The Lord now answers their prayer. In response to their question, “O Lord, why hast thou suffered us to err from thy ways, and to harden our heart from thy fear?” (JST Isa. 63:17), the Lord states they hardened their own hearts and would not listen to him when he called (65:1-7). Therefore he rejected Israel and allowed their scattering in hopes to humble them. But, the Lord will at a future time, eventually gather a remnant of the seed of scattered Israel (65:8-10; 14-16). Nonetheless, “they who forsake the Lord” will feel the full brunt of the curses associated with the broken covenant (65:11-13).
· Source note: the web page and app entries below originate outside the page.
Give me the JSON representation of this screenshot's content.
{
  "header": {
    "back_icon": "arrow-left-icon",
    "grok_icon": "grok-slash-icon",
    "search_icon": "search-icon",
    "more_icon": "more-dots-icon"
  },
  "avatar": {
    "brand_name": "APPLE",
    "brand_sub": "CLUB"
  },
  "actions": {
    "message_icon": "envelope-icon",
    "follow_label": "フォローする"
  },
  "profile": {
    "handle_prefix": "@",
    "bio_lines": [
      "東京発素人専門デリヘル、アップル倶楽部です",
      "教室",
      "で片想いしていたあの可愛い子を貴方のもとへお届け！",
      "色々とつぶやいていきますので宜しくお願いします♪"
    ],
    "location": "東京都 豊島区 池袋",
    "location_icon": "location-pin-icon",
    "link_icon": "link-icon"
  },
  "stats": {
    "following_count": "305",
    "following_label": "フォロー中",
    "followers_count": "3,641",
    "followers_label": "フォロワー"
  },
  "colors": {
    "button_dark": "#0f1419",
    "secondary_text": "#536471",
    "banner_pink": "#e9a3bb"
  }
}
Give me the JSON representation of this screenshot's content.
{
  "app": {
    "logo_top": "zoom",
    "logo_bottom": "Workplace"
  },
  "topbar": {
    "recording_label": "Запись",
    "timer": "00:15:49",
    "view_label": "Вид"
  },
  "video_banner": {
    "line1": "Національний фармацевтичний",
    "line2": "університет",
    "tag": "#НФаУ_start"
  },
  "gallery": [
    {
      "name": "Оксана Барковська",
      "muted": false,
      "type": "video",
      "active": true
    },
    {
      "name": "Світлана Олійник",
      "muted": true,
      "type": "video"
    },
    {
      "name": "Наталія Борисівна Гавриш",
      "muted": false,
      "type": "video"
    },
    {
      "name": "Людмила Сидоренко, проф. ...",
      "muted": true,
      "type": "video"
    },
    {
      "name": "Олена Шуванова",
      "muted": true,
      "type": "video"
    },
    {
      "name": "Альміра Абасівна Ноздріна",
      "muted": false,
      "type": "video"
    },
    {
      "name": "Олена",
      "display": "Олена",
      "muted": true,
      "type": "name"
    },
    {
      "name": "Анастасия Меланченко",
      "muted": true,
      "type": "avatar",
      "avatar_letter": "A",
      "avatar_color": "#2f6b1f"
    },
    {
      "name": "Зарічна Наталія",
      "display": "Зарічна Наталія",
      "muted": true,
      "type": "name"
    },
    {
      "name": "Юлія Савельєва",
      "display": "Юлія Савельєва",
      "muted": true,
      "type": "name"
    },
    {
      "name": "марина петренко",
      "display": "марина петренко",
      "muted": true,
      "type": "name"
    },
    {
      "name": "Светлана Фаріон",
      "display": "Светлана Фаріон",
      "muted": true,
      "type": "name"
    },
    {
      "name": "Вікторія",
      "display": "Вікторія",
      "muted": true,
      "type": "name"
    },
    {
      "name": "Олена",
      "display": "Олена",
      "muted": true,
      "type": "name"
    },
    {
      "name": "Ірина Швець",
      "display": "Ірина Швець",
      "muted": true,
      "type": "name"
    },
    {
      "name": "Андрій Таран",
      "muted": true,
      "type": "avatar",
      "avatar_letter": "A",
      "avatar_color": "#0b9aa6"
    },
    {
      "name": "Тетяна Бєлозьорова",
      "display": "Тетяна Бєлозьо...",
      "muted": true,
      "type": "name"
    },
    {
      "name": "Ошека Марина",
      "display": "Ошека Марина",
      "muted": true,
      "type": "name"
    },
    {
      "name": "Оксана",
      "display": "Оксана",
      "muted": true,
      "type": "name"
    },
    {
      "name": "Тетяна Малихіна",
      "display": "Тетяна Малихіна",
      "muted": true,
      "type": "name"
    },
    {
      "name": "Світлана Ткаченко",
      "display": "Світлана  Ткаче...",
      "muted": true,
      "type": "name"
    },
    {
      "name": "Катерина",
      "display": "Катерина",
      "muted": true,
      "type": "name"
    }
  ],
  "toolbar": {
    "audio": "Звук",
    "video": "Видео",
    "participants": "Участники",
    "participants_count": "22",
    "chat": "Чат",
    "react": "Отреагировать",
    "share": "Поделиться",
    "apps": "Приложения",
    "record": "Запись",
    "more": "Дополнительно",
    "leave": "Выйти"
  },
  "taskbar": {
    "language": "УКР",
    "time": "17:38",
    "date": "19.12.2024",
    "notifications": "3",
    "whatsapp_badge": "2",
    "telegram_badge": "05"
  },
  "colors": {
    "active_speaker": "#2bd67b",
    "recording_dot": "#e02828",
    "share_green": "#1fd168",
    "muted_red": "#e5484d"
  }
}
With the second coming of Jesus Christ, the whole earth will be, in essence, recreated. Article of Faith states that the earth “will be renewed and receive its paradisiacal glory.” Therefore, the Lord states that “I create new heavens and new earth.” With this re-creation of a world innocent like Eden, “the former [sins?] shall not be remembered, nor come into mind”(65:17). In the millennial day, the Lord will rejoice in a rebuilt Jerusalem and a repentant people (65:18). Yet agency still exists and in this era of righteousness, there will be those who will not follow the fulness of the gospel but will settle for a terrestrial level of living. Of this, Joseph Fielding Smith wrote, “The inhabitants of the terrestrial order will remain on the earth during the millennium, and this class is without the gospel ordinances (Doctrines of Salvation, 3:63-65; cf., Joseph Smith, Teachings of the Prophet Joseph Smith, pp. 268-269). In such a condition the person is “accursed” (65:20). Elder Smith stated: “The gospel will be taught far more intensely and with greater power during the millennium, until all the inhabitants of the earth shall embrace it. Satan shall be bound so that he cannot tempt any man. Should any man refuse to repent and accept the gospel under those conditions then he would be accursed” (Doctrines of Salvation, 3:64).
The millennium will be a day of joyful bliss and peace. There will be no war, no diseases, or none of the vicissitudes that plague the present world (65:21-23). “The wolf and the lamb shall feed together, and the lion shall eat straw like the bullock: and dust shall be the serpent’s meat. They shall not hurt nor destroy in all my holy mountain, saith the LORD” (65:25). Unlike the mortal world we live in, one of the most remarkable aspects of the millennium is that the Lord will bless his people before they ask (65:24).
We are fortunate to be living in the second phase of the gathering of Israel. We are witnessing a miracle greater than we can imagine. But for the gathering to succeed, we must not repeat the sins of our progenitors who, because of their transgressions, were scattered among the nations of the world. We must examine our lives and see if we have any rebellion in us. We must always live the words of the prophets and forsake the ways of the world. If not, we may find ourselves, like ancient Israel, once again scattered from the flock of the Lord’s people.